3) Keep a folder (mine is on my desktop) to record userids and passwords for publications you may want to contribute to. You can also keep notes under relevant subject headings. While I was typing this my computer paged me with two new items: “faith schools” and “Pope heads for Africa where condom debate rages.”
4) I recommend drafting on a word processor before pasting into the blog. Mistakes in spelling or grammar are easy to make but they do tempt the reader into rejecting what you have to say.
5) Your target is not the writer of the offending article or of the contribution you are opposing. Even if you convince them, they won’t say so. It is the casual but interested reader, whose mind is open enough to take in new ideas, whom you want to inform.

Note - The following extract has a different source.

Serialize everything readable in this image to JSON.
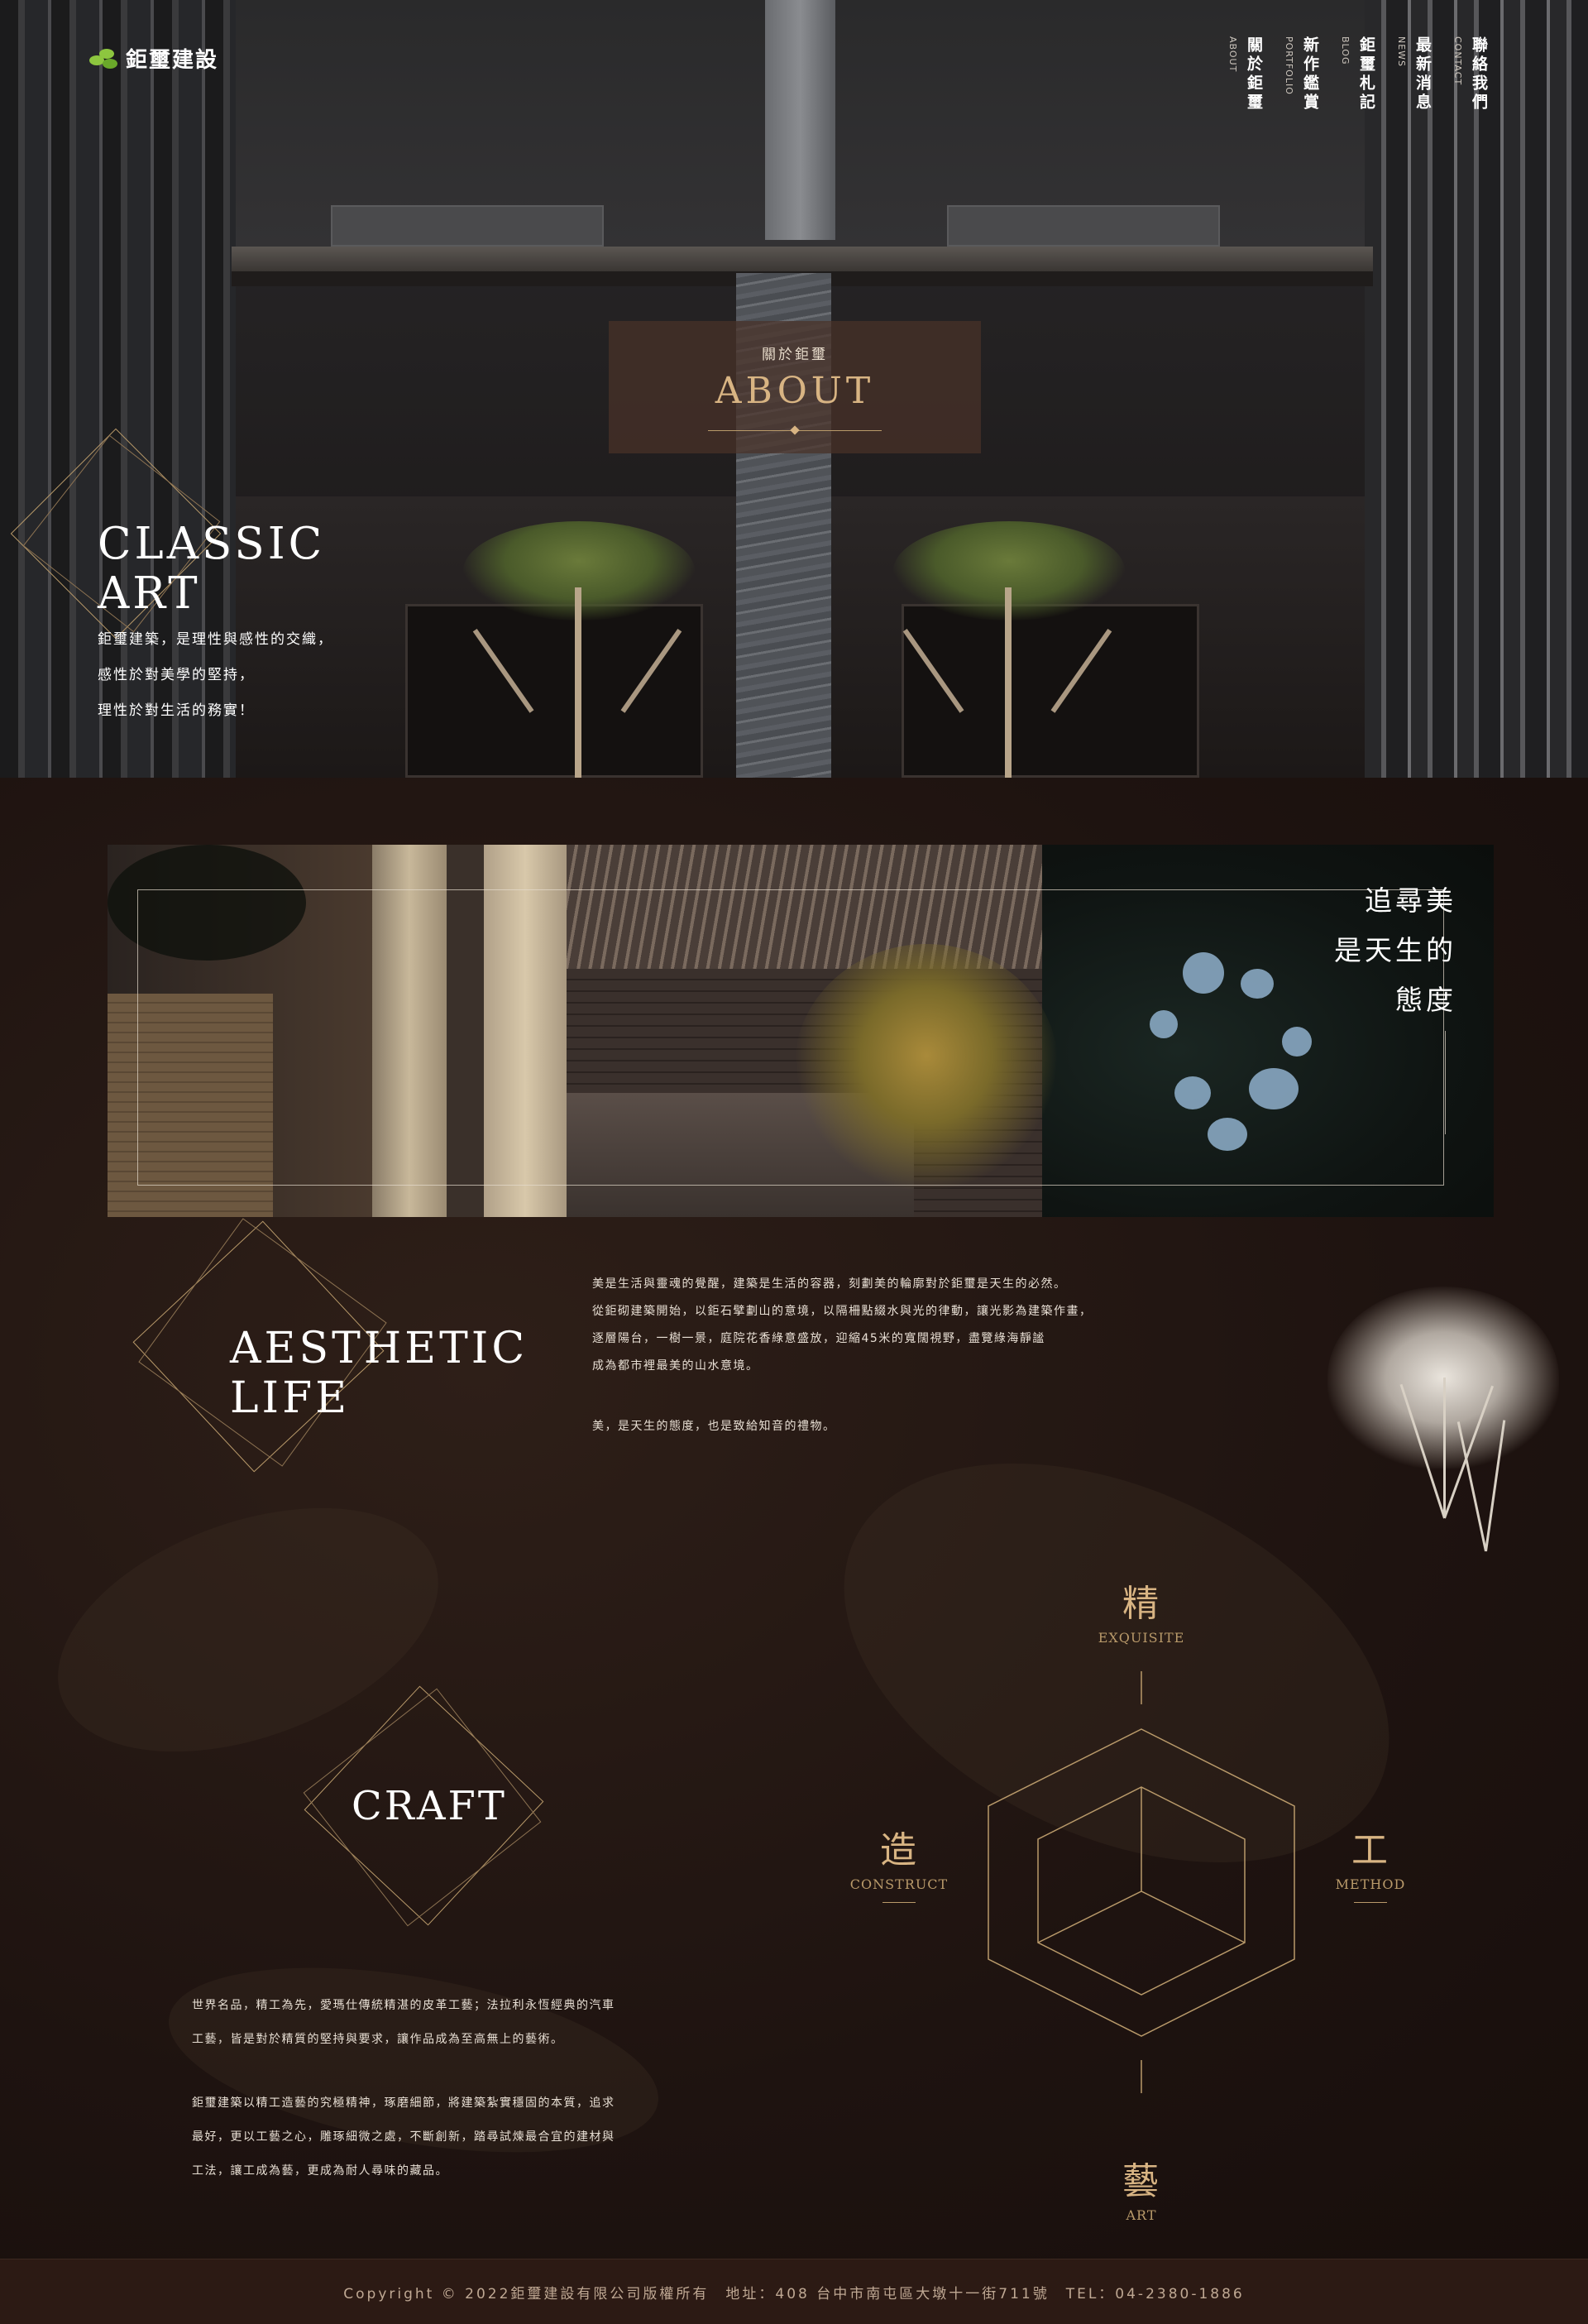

6) Your contribution should always be polite and thoughtful. The clever put-down wins neither the argument nor friends. There are excellent examples on this site of good contributions on controversial matters.
7) Keep your contributions short and to the point. Don’t try and get everything in – just get your key message across.

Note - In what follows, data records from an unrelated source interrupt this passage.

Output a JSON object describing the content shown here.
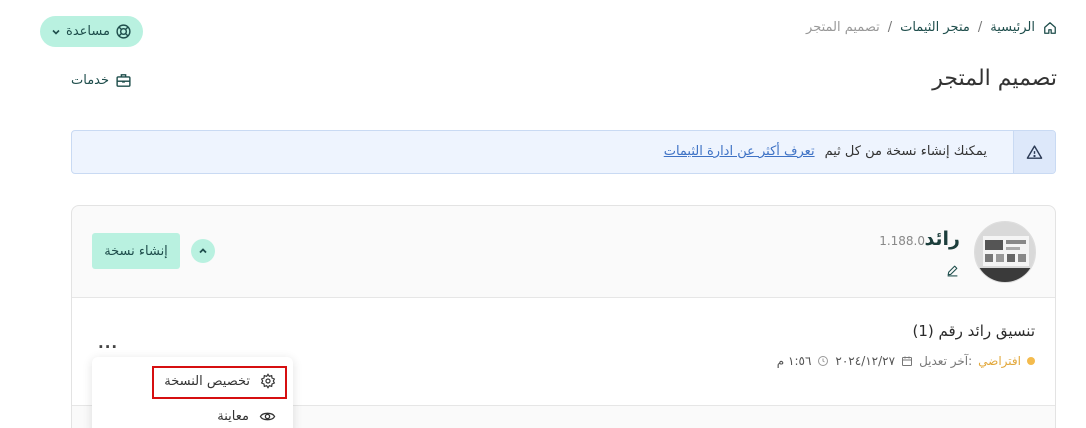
{
  "breadcrumb": {
    "home": "الرئيسية",
    "sep1": "/",
    "store": "متجر الثيمات",
    "sep2": "/",
    "current": "تصميم المتجر"
  },
  "help": {
    "label": "مساعدة"
  },
  "page": {
    "title": "تصميم المتجر"
  },
  "services": {
    "label": "خدمات"
  },
  "alert": {
    "message": "يمكنك إنشاء نسخة من كل ثيم",
    "link": "تعرف أكثر عن ادارة الثيمات"
  },
  "theme": {
    "name": "رائد",
    "version": "1.188.0",
    "create_copy_label": "إنشاء نسخة",
    "copy": {
      "title": "تنسيق رائد رقم (1)",
      "status": "افتراضي",
      "modified_label": "آخر تعديل:",
      "date": "٢٠٢٤/١٢/٢٧",
      "time": "١:٥٦ م",
      "more_label": "..."
    }
  },
  "dropdown": {
    "items": [
      {
        "label": "تخصيص النسخة",
        "icon": "gear-icon"
      },
      {
        "label": "معاينة",
        "icon": "eye-icon"
      }
    ]
  },
  "colors": {
    "accent": "#b9f1e0",
    "brand": "#1f4e4c",
    "default_badge": "#f4bb4d",
    "alert_bg": "#eef4fe",
    "highlight": "#d60f10"
  }
}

8) Be honest. Where relevant, admit shortcomings. This willingness to prefer truth to comfort enhances credibility.
9) Be factual. You must be ready to produce evidence if you are challenged. (If you can’t support your points, don’t make them.). Do distinguish between your own view and the Church’s view, particularly if the views are different!
10) Be short. Two hundred words is too long; few will even start reading. Use paragraph spacing, if you can; it’s easier on the eye.

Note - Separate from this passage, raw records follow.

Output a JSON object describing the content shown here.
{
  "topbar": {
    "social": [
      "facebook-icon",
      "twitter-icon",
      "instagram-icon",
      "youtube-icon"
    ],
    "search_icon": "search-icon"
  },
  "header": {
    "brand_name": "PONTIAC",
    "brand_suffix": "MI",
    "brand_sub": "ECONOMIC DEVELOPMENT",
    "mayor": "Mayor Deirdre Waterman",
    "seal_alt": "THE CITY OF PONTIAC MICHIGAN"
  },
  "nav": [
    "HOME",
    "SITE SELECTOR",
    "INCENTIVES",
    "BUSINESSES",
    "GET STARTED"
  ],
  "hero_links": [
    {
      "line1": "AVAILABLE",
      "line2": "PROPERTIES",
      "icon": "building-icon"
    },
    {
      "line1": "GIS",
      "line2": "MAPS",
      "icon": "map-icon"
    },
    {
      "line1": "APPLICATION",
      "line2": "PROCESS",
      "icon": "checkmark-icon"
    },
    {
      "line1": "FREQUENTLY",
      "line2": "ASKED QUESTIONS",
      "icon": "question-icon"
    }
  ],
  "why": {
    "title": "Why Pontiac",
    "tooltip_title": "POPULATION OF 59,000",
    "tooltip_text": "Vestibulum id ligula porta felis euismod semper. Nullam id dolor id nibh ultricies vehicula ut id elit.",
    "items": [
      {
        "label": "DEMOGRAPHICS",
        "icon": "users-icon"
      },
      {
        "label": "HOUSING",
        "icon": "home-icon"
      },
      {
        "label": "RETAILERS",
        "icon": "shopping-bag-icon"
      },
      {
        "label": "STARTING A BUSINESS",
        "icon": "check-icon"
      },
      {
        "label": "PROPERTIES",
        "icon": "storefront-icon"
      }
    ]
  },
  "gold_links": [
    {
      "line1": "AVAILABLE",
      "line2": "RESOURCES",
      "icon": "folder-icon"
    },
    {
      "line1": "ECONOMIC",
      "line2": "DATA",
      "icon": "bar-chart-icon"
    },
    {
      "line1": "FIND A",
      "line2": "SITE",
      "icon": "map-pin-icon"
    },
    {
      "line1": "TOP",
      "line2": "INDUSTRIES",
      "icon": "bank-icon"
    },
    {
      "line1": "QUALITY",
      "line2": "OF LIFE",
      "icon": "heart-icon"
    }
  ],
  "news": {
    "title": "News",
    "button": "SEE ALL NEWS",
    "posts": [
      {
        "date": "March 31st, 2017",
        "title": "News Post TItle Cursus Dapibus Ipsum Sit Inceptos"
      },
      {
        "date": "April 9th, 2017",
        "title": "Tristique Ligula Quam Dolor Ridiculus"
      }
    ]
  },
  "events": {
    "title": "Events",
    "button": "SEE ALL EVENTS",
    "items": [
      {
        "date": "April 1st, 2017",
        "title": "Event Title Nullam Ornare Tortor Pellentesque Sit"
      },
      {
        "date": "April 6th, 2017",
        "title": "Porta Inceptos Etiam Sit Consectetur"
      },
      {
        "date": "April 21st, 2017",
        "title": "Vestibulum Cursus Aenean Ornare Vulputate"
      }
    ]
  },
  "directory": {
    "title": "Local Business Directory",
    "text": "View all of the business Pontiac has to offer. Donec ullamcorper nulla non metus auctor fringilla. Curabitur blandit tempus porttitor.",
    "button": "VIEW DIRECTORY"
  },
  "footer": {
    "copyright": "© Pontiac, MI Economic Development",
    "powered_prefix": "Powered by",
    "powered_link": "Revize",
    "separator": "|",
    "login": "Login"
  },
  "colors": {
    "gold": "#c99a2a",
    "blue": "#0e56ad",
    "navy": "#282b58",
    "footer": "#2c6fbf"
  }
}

How do you develop good contributions? I think we would all be much helped if we asked our friends on Secondsight to critique what we use. I don’t mean that we should have pro-forma contributions but, if we have basic facts and phrasings on the main subjects available (and our critics are not known for their originality) we can use these time and again, packaged in different ways. It would be possible, I believe, that we could build up a useful armoury of answers which could be used by anyone who wishes.
So – to get the ball rolling, here is a comment I sent this morning in response to a claim that the Church was declaring that condoms were useless. (How many people by now have at least a better idea of what the Church contributes to the AIDs disaster, as a result?) But could this be improved, shortened, other points used, etc.?
Please come back not only with suggestions for my answer on the Pope and condoms, but with the whole idea of the Apostolate of the Blog.
It is true that the late Cardinal Trujillo, speaking in 2003 – after taking professional advice, said that the AIDs virus could fit through the pores of the condom. But every Catholic interested in such matters, knows that this is not true. Condoms (in good condition and used properly) give a high level of protection, on an incident by incident basis.
What the Pope did say is that condom promotions in societies suffering from epidemic Aids are counterproductive, while programmes which promote marital fidelity and avoidance of sexual relationships outside marriage have proved significantly effective. The evidence for this is quite clear, and supported by the secular experts.
Meanwhile Catholic organisations, working often with non Catholic partners, are doing massive work in ensuring that people are able to have anti-retroviral therapy, and their newborn protected from perinatal infection. You will perhaps find that they are being funded by people just like your Catholic friends next door. You might go round and thank them.